So resilience is a character trait that allows people to persevere, to stick with difficult tasks, to accept failure, learn from it and try again. Resilience means that you can do this on your own.
But resilience is also the self-awareness of when to ask for help. Some struggles people deal with in life are so big they need help with them. That gets back to our definition of resilience and to remembrance: to calculate the size of the problem.
In the wars and peacekeeping missions that we take the time to remember throughout the year but particularly in ceremonies like ours this morning, we remember people who endured war. Resilience was a good thing, a necessary thing for them, but it is sad how much resilience was needed, that what people had to endure was so horrible. Some did not survive and others did but returned home with injuries both to their bodies and their minds.
I’ll briefly describe just one small part of World War One: trench warfare. Imagine, living in a six-foot deep trench, which is basically a muddy ditch. Imagine sleeping on a wooden board, barely keeping you off the muddy bottom of the trench. Imagine stepping in wet mud so often that for days on end, you have wet socks and cold, wrinkly, rotting feet. And it’s November: the winter is coming, with cold temperatures chilling you to the bone and cooling the metal weapons you must hold with your bare hands. And the rats, running up and down the trenches in search of food. Many soldiers endured this for months on end with very few interruptions for rest.
And remember, this wasn’t camping, this was war. The physical difficulties were far less severe than an even scarier threat – the enemy and the bullets and bombs flying overhead. How could anyone endure all that alone?
So it is in those moments of intense struggle or torment where it is essential to recognize when to turn to others for help – to speak about our experiences with others, to receive comfort from them. And there will also be moments when our job is to listen to someone asking for our help – to truly hear them and comfort them in their time of need.

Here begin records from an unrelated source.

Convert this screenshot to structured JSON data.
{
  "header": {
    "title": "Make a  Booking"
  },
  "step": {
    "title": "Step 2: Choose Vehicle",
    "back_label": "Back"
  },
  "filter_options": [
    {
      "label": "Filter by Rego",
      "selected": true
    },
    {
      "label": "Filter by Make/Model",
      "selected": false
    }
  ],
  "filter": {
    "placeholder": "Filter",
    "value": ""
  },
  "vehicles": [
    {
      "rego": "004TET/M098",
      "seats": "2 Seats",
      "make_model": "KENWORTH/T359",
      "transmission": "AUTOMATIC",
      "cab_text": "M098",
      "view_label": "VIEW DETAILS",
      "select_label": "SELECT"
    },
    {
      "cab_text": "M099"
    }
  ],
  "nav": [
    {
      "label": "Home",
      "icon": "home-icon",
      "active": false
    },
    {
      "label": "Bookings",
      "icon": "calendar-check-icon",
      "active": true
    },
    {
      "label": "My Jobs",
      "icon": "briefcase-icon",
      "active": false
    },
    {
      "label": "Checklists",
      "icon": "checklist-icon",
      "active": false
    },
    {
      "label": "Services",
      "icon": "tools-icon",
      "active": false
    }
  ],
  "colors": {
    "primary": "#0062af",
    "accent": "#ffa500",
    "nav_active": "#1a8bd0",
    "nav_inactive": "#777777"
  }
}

It is with appreciation, sadness, and respect for the bravery, sacrifice, and resilience that we honour the men and women of uniform in the conflicts of our nation’s history. It is sad to reflect on how often the ultimate failure of humanity – violence – has occurred on such a massive scale.
And there are no easy answers for preventing war. But learning about others, understanding and valuing their differences, and believing that the differences among us make the communities and organizations we are a part of stronger not weaker results in more thoughtful, more inclusive, happier and more peaceful places to go to school, to work, to play, to live.
At BICS, our goal of being open – open to meeting new people, to learning about them, open to new experiences, open to new ways of seeing the world – is pretty modest in the grand scheme of things.
But as you venture forward and your communities get larger and larger – from classroom to school to the community of Bowen Island and far, far beyond – I do hope you take openness with you.
Our remembrance, our openness, and a commitment to solving problems peacefully is the least we can do to honour the men and women in uniform and the many people impacted by war.